Mission and Goals


Our mission is to prepare residents for careers in academic or community practice, with broad experience and competence in both anatomic and clinical pathology.  Our trainees and graduates are committed to the interests and benefits of the patients they serve, with a full understanding of modern pathology practices and the ability to continue to grow and develop their professional knowledge and competence throughout their careers.


To provide the optimal environment for residents to acquire:

  • A solid foundation for the understanding of human disease processes.
  • Explain pathologic processes that apply to individual patients, as well as to the general patient population.
  • The ability to analyze laboratory and clinical data.
  • The ability to interpret laboratory data for clinicopathologic correlation.
  • A knowledge base necessary to practice clinical and anatomic pathology in either a private or academic setting
  • Problem solving and critical analysis skills necessary for the practice of pathology in a setting of graduated responsibilities

Teaching is an absolute priority in our program, both for faculty and for residents.

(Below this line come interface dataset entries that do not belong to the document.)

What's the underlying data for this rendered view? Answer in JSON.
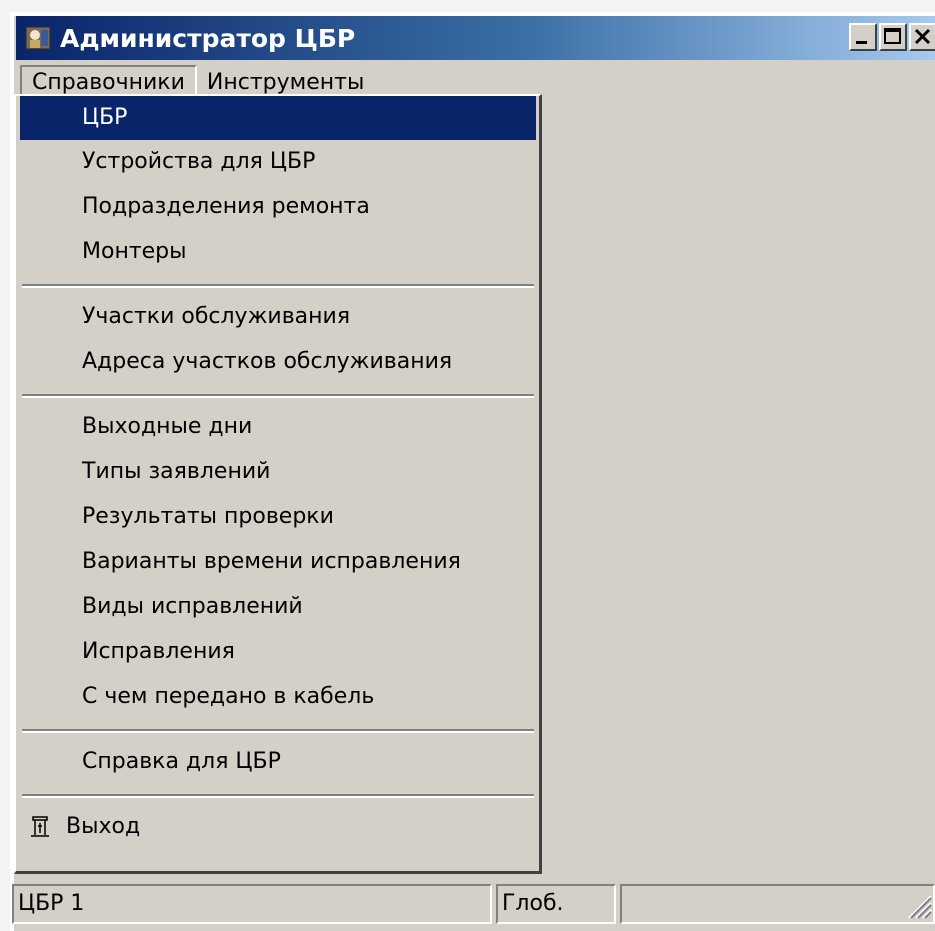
{
  "window": {
    "title": "Администратор ЦБР",
    "icon": "app-icon",
    "controls": [
      "minimize-icon",
      "maximize-icon",
      "close-icon"
    ]
  },
  "menubar": {
    "items": [
      {
        "label": "Справочники",
        "active": true
      },
      {
        "label": "Инструменты",
        "active": false
      }
    ]
  },
  "dropdown": {
    "groups": [
      [
        "ЦБР",
        "Устройства для ЦБР",
        "Подразделения ремонта",
        "Монтеры"
      ],
      [
        "Участки обслуживания",
        "Адреса участков обслуживания"
      ],
      [
        "Выходные дни",
        "Типы заявлений",
        "Результаты проверки",
        "Варианты времени исправления",
        "Виды исправлений",
        "Исправления",
        "С чем передано в кабель"
      ],
      [
        "Справка для ЦБР"
      ]
    ],
    "selected": "ЦБР",
    "exit_label": "Выход",
    "exit_icon": "exit-door-icon"
  },
  "statusbar": {
    "panels": [
      "ЦБР 1",
      "Глоб.",
      ""
    ]
  },
  "colors": {
    "face": "#d4d0c8",
    "selection": "#0a246a",
    "title_start": "#0a246a",
    "title_end": "#a6caf0"
  }
}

We are small enough that virtually all members of our department interact on an almost daily basis.  We have a strong series of didactics and conferences, including interdisciplinary conferences such as our various general and subspecialty Tumor Boards, where residents present cases with assistance and backup from faculty.  Residents participate regularly in the undergraduate medical student instruction, directing weekly small group discussions that complement the faculty lecture series.  Finally, we have very popular and active elective and required clerkships in pathology for 3rd and 4th year medical students.  We generally have a new group of 10-20 clerks every two weeks and our residents are essential participants in the teaching of these medical students.

We expect all residents to participate in original research.  To this end, we have monthly research conferences focusing on resident research efforts, didactics on practical approaches to research, and a monthly Journal Club.  Resident research is formally presented at our annual Peter J. Goldblatt, Resident Scientific Day, and then serves as a vehicle for resident presentations at national pathology meetings and conferences.


Our clinical experiences are hands-on and faculty-intense.  This includes immediate faculty supervision during grossing during a resident's initial surgical pathology rotations, direct patient encounters and practice at fine needle aspirations during cytopathology rotations, daily one-on-one teaching sessions during clinical pathology rotations, and extensive teaching collections and archives in neuropathology and other subspecialties.   To complement the strengths of the University of Toledo Medical Center, we have arranged off-campus rotations for high-volume community surgical pathology (The Toledo Hospital), forensic pathology (the Lucas County Coroner's Office), pediatric pathology (Akron Children's Hospital), dermatopathology (Pinkus Laboratories), blood banking and microbiology (The Toledo Hospital). Our graduates consistently place in highly regarded fellowships and employment opportunities

Last Updated: 6/27/22